Content starts
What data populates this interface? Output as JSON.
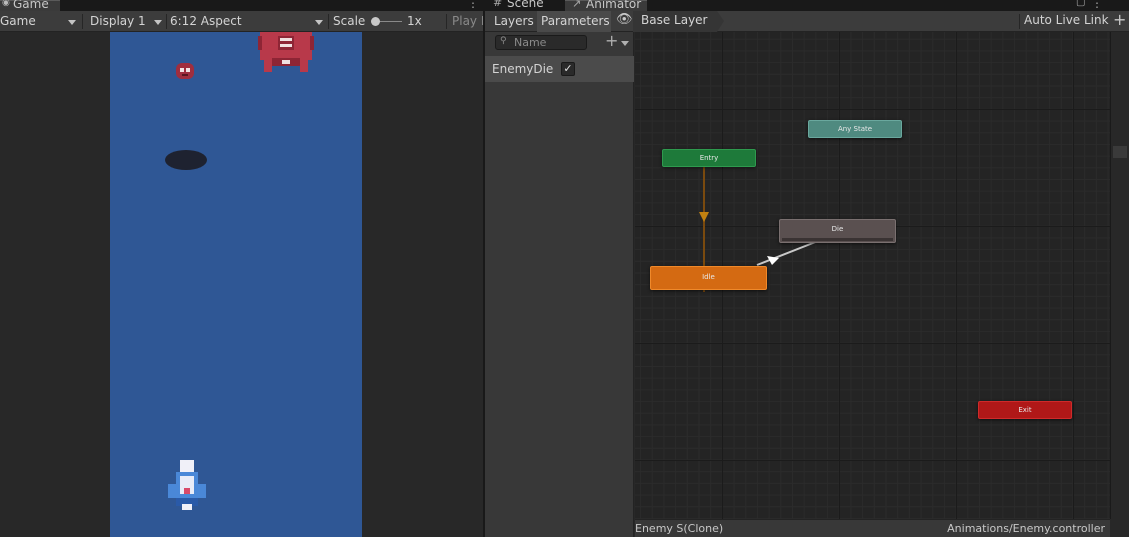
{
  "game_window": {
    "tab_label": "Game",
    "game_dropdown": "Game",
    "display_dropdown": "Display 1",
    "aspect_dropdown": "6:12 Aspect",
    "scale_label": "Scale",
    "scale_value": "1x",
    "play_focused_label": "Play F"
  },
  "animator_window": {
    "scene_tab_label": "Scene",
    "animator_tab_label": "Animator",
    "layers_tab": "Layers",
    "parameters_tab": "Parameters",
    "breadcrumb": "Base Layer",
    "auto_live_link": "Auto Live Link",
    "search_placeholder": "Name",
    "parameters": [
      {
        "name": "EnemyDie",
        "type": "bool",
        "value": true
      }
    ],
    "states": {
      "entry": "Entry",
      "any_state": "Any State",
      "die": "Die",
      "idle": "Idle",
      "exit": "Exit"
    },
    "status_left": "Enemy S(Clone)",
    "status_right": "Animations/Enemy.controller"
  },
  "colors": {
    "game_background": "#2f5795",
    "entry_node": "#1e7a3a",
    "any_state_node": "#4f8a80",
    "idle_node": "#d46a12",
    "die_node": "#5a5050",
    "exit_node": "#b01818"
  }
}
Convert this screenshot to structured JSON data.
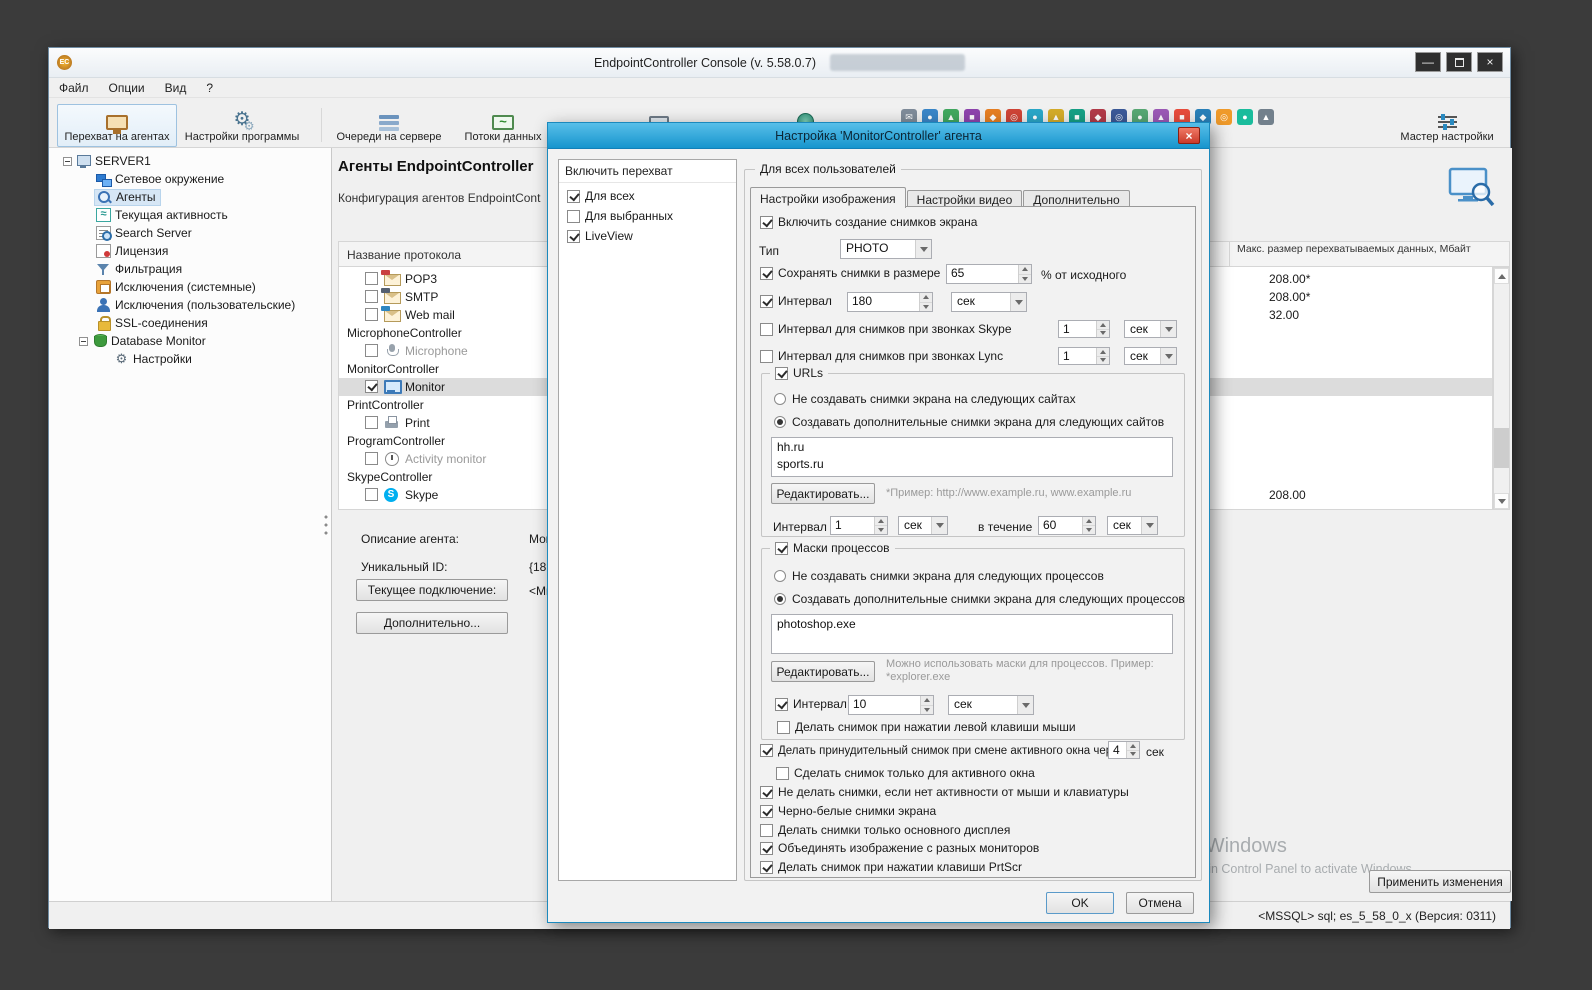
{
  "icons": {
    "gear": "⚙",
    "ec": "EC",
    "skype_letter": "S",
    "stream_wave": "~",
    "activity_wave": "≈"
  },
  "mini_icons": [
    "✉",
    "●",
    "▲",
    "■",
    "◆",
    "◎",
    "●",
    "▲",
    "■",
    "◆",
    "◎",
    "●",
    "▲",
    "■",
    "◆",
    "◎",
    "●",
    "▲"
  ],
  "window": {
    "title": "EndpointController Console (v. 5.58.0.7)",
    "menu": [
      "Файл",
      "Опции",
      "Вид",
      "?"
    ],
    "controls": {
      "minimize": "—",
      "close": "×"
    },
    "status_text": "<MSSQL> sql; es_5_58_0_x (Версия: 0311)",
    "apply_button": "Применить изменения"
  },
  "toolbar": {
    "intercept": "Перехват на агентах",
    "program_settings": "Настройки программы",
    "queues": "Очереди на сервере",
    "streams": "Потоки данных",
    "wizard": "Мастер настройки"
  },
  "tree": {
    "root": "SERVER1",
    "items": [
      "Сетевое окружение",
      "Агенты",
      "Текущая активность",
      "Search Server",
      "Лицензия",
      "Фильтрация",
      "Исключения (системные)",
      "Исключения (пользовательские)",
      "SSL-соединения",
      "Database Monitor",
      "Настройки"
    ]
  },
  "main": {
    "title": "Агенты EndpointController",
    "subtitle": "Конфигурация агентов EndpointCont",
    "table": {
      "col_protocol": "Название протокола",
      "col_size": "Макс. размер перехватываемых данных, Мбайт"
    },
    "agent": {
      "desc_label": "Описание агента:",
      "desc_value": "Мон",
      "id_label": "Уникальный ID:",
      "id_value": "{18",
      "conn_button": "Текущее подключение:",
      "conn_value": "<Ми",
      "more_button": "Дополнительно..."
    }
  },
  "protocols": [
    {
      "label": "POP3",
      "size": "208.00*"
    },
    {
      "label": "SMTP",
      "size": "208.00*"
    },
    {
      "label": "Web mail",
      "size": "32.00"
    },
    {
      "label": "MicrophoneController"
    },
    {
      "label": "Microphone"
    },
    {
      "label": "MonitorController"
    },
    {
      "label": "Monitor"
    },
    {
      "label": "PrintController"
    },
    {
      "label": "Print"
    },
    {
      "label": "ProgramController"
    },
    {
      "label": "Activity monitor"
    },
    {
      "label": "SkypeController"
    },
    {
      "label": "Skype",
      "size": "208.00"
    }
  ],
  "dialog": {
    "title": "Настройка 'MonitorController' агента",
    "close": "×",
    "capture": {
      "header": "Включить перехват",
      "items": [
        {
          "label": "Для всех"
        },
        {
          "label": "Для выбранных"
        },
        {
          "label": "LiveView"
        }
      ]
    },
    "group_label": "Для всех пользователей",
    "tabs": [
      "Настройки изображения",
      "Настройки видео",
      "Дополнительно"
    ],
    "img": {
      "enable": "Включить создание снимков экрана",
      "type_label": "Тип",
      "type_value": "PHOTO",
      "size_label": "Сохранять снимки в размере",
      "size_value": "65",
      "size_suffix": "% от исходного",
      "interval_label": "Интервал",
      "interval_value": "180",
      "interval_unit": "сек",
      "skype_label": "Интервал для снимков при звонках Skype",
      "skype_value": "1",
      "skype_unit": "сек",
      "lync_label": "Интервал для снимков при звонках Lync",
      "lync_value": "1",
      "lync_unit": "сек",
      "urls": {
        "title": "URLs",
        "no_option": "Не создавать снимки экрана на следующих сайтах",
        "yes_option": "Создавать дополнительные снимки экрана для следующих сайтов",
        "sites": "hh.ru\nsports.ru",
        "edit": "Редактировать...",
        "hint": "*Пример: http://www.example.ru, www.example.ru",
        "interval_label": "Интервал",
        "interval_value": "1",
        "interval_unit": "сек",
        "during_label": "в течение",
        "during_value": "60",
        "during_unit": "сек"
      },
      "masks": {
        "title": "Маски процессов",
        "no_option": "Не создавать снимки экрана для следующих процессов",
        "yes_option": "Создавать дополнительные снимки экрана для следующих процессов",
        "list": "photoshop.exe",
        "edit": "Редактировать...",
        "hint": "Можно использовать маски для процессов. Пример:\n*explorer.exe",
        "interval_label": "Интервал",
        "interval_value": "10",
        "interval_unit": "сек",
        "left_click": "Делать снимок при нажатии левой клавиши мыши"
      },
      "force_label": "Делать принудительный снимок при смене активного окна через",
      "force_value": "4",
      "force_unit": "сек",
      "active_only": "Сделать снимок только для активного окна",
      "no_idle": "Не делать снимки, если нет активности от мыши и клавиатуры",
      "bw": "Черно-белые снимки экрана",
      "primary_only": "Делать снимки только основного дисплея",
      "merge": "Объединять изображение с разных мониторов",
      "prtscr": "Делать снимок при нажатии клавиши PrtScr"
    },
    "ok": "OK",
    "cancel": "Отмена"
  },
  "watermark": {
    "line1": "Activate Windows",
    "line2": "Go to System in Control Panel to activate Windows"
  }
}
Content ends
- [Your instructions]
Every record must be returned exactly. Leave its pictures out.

- [Reply]
What data populates this interface? Output as JSON.
{
  "game_window": {
    "tab_label": "Game",
    "game_dropdown": "Game",
    "display_dropdown": "Display 1",
    "aspect_dropdown": "6:12 Aspect",
    "scale_label": "Scale",
    "scale_value": "1x",
    "play_focused_label": "Play F"
  },
  "animator_window": {
    "scene_tab_label": "Scene",
    "animator_tab_label": "Animator",
    "layers_tab": "Layers",
    "parameters_tab": "Parameters",
    "breadcrumb": "Base Layer",
    "auto_live_link": "Auto Live Link",
    "search_placeholder": "Name",
    "parameters": [
      {
        "name": "EnemyDie",
        "type": "bool",
        "value": true
      }
    ],
    "states": {
      "entry": "Entry",
      "any_state": "Any State",
      "die": "Die",
      "idle": "Idle",
      "exit": "Exit"
    },
    "status_left": "Enemy S(Clone)",
    "status_right": "Animations/Enemy.controller"
  },
  "colors": {
    "game_background": "#2f5795",
    "entry_node": "#1e7a3a",
    "any_state_node": "#4f8a80",
    "idle_node": "#d46a12",
    "die_node": "#5a5050",
    "exit_node": "#b01818"
  }
}
Convert this screenshot to structured JSON data.
{
  "icons": {
    "gear": "⚙",
    "ec": "EC",
    "skype_letter": "S",
    "stream_wave": "~",
    "activity_wave": "≈"
  },
  "mini_icons": [
    "✉",
    "●",
    "▲",
    "■",
    "◆",
    "◎",
    "●",
    "▲",
    "■",
    "◆",
    "◎",
    "●",
    "▲",
    "■",
    "◆",
    "◎",
    "●",
    "▲"
  ],
  "window": {
    "title": "EndpointController Console (v. 5.58.0.7)",
    "menu": [
      "Файл",
      "Опции",
      "Вид",
      "?"
    ],
    "controls": {
      "minimize": "—",
      "close": "×"
    },
    "status_text": "<MSSQL> sql; es_5_58_0_x (Версия: 0311)",
    "apply_button": "Применить изменения"
  },
  "toolbar": {
    "intercept": "Перехват на агентах",
    "program_settings": "Настройки программы",
    "queues": "Очереди на сервере",
    "streams": "Потоки данных",
    "wizard": "Мастер настройки"
  },
  "tree": {
    "root": "SERVER1",
    "items": [
      "Сетевое окружение",
      "Агенты",
      "Текущая активность",
      "Search Server",
      "Лицензия",
      "Фильтрация",
      "Исключения (системные)",
      "Исключения (пользовательские)",
      "SSL-соединения",
      "Database Monitor",
      "Настройки"
    ]
  },
  "main": {
    "title": "Агенты EndpointController",
    "subtitle": "Конфигурация агентов EndpointCont",
    "table": {
      "col_protocol": "Название протокола",
      "col_size": "Макс. размер перехватываемых данных, Мбайт"
    },
    "agent": {
      "desc_label": "Описание агента:",
      "desc_value": "Мон",
      "id_label": "Уникальный ID:",
      "id_value": "{18",
      "conn_button": "Текущее подключение:",
      "conn_value": "<Ми",
      "more_button": "Дополнительно..."
    }
  },
  "protocols": [
    {
      "label": "POP3",
      "size": "208.00*"
    },
    {
      "label": "SMTP",
      "size": "208.00*"
    },
    {
      "label": "Web mail",
      "size": "32.00"
    },
    {
      "label": "MicrophoneController"
    },
    {
      "label": "Microphone"
    },
    {
      "label": "MonitorController"
    },
    {
      "label": "Monitor"
    },
    {
      "label": "PrintController"
    },
    {
      "label": "Print"
    },
    {
      "label": "ProgramController"
    },
    {
      "label": "Activity monitor"
    },
    {
      "label": "SkypeController"
    },
    {
      "label": "Skype",
      "size": "208.00"
    }
  ],
  "dialog": {
    "title": "Настройка 'MonitorController' агента",
    "close": "×",
    "capture": {
      "header": "Включить перехват",
      "items": [
        {
          "label": "Для всех"
        },
        {
          "label": "Для выбранных"
        },
        {
          "label": "LiveView"
        }
      ]
    },
    "group_label": "Для всех пользователей",
    "tabs": [
      "Настройки изображения",
      "Настройки видео",
      "Дополнительно"
    ],
    "img": {
      "enable": "Включить создание снимков экрана",
      "type_label": "Тип",
      "type_value": "PHOTO",
      "size_label": "Сохранять снимки в размере",
      "size_value": "65",
      "size_suffix": "% от исходного",
      "interval_label": "Интервал",
      "interval_value": "180",
      "interval_unit": "сек",
      "skype_label": "Интервал для снимков при звонках Skype",
      "skype_value": "1",
      "skype_unit": "сек",
      "lync_label": "Интервал для снимков при звонках Lync",
      "lync_value": "1",
      "lync_unit": "сек",
      "urls": {
        "title": "URLs",
        "no_option": "Не создавать снимки экрана на следующих сайтах",
        "yes_option": "Создавать дополнительные снимки экрана для следующих сайтов",
        "sites": "hh.ru\nsports.ru",
        "edit": "Редактировать...",
        "hint": "*Пример: http://www.example.ru, www.example.ru",
        "interval_label": "Интервал",
        "interval_value": "1",
        "interval_unit": "сек",
        "during_label": "в течение",
        "during_value": "60",
        "during_unit": "сек"
      },
      "masks": {
        "title": "Маски процессов",
        "no_option": "Не создавать снимки экрана для следующих процессов",
        "yes_option": "Создавать дополнительные снимки экрана для следующих процессов",
        "list": "photoshop.exe",
        "edit": "Редактировать...",
        "hint": "Можно использовать маски для процессов. Пример:\n*explorer.exe",
        "interval_label": "Интервал",
        "interval_value": "10",
        "interval_unit": "сек",
        "left_click": "Делать снимок при нажатии левой клавиши мыши"
      },
      "force_label": "Делать принудительный снимок при смене активного окна через",
      "force_value": "4",
      "force_unit": "сек",
      "active_only": "Сделать снимок только для активного окна",
      "no_idle": "Не делать снимки, если нет активности от мыши и клавиатуры",
      "bw": "Черно-белые снимки экрана",
      "primary_only": "Делать снимки только основного дисплея",
      "merge": "Объединять изображение с разных мониторов",
      "prtscr": "Делать снимок при нажатии клавиши PrtScr"
    },
    "ok": "OK",
    "cancel": "Отмена"
  },
  "watermark": {
    "line1": "Activate Windows",
    "line2": "Go to System in Control Panel to activate Windows"
  }
}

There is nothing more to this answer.